*Assigned task:* Restate each record word for word, from the first to the last.

--- Task material Enclosed Below ---

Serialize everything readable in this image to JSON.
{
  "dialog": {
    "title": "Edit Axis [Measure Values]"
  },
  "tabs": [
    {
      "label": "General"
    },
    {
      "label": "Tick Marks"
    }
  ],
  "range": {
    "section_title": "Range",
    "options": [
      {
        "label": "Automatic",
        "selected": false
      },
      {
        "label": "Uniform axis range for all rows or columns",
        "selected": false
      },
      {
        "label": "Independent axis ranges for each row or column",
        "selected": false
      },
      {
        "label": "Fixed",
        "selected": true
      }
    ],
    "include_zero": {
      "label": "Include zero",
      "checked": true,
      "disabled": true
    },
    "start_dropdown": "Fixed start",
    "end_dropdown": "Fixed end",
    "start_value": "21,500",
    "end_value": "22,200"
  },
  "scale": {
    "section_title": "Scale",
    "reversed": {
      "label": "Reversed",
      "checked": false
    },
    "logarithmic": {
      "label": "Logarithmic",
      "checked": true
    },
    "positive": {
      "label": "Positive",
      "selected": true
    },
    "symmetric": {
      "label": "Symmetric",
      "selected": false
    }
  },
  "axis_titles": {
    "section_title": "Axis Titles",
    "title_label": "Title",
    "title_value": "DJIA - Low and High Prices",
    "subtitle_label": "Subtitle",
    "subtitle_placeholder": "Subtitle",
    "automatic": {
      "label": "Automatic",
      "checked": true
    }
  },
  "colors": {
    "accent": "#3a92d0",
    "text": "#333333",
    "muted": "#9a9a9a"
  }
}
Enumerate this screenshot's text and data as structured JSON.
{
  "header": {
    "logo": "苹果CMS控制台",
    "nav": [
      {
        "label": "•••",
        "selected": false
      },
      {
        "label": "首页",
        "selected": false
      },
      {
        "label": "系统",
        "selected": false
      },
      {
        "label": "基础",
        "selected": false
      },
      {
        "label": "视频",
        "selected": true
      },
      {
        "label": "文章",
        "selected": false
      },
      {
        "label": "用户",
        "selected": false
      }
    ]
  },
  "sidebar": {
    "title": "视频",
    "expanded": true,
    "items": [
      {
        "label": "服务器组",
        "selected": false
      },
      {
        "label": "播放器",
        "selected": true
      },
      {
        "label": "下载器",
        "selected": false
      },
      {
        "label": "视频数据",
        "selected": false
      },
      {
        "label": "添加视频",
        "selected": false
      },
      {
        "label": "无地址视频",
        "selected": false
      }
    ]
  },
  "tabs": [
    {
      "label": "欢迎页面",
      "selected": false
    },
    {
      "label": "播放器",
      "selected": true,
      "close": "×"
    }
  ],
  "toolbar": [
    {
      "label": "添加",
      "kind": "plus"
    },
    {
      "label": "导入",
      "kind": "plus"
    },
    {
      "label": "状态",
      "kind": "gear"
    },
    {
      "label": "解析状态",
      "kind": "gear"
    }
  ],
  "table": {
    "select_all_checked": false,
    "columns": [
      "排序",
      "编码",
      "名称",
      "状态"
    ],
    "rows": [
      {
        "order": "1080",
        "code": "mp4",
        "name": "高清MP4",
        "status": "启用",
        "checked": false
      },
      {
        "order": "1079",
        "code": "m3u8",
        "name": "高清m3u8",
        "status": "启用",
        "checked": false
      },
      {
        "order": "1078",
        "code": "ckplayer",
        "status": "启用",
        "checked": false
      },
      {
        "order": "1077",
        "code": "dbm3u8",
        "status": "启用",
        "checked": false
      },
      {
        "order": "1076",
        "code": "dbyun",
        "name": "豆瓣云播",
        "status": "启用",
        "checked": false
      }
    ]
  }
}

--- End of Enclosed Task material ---

*Response to this exercise:*
Serialize everything readable in this image to JSON.
{
  "dialog": {
    "title": "Edit Axis [Measure Values]"
  },
  "tabs": [
    {
      "label": "General"
    },
    {
      "label": "Tick Marks"
    }
  ],
  "range": {
    "section_title": "Range",
    "options": [
      {
        "label": "Automatic",
        "selected": false
      },
      {
        "label": "Uniform axis range for all rows or columns",
        "selected": false
      },
      {
        "label": "Independent axis ranges for each row or column",
        "selected": false
      },
      {
        "label": "Fixed",
        "selected": true
      }
    ],
    "include_zero": {
      "label": "Include zero",
      "checked": true,
      "disabled": true
    },
    "start_dropdown": "Fixed start",
    "end_dropdown": "Fixed end",
    "start_value": "21,500",
    "end_value": "22,200"
  },
  "scale": {
    "section_title": "Scale",
    "reversed": {
      "label": "Reversed",
      "checked": false
    },
    "logarithmic": {
      "label": "Logarithmic",
      "checked": true
    },
    "positive": {
      "label": "Positive",
      "selected": true
    },
    "symmetric": {
      "label": "Symmetric",
      "selected": false
    }
  },
  "axis_titles": {
    "section_title": "Axis Titles",
    "title_label": "Title",
    "title_value": "DJIA - Low and High Prices",
    "subtitle_label": "Subtitle",
    "subtitle_placeholder": "Subtitle",
    "automatic": {
      "label": "Automatic",
      "checked": true
    }
  },
  "colors": {
    "accent": "#3a92d0",
    "text": "#333333",
    "muted": "#9a9a9a"
  }
}
Enumerate this screenshot's text and data as structured JSON.
{
  "header": {
    "logo": "苹果CMS控制台",
    "nav": [
      {
        "label": "•••",
        "selected": false
      },
      {
        "label": "首页",
        "selected": false
      },
      {
        "label": "系统",
        "selected": false
      },
      {
        "label": "基础",
        "selected": false
      },
      {
        "label": "视频",
        "selected": true
      },
      {
        "label": "文章",
        "selected": false
      },
      {
        "label": "用户",
        "selected": false
      }
    ]
  },
  "sidebar": {
    "title": "视频",
    "expanded": true,
    "items": [
      {
        "label": "服务器组",
        "selected": false
      },
      {
        "label": "播放器",
        "selected": true
      },
      {
        "label": "下载器",
        "selected": false
      },
      {
        "label": "视频数据",
        "selected": false
      },
      {
        "label": "添加视频",
        "selected": false
      },
      {
        "label": "无地址视频",
        "selected": false
      }
    ]
  },
  "tabs": [
    {
      "label": "欢迎页面",
      "selected": false
    },
    {
      "label": "播放器",
      "selected": true,
      "close": "×"
    }
  ],
  "toolbar": [
    {
      "label": "添加",
      "kind": "plus"
    },
    {
      "label": "导入",
      "kind": "plus"
    },
    {
      "label": "状态",
      "kind": "gear"
    },
    {
      "label": "解析状态",
      "kind": "gear"
    }
  ],
  "table": {
    "select_all_checked": false,
    "columns": [
      "排序",
      "编码",
      "名称",
      "状态"
    ],
    "rows": [
      {
        "order": "1080",
        "code": "mp4",
        "name": "高清MP4",
        "status": "启用",
        "checked": false
      },
      {
        "order": "1079",
        "code": "m3u8",
        "name": "高清m3u8",
        "status": "启用",
        "checked": false
      },
      {
        "order": "1078",
        "code": "ckplayer",
        "status": "启用",
        "checked": false
      },
      {
        "order": "1077",
        "code": "dbm3u8",
        "status": "启用",
        "checked": false
      },
      {
        "order": "1076",
        "code": "dbyun",
        "name": "豆瓣云播",
        "status": "启用",
        "checked": false
      }
    ]
  }
}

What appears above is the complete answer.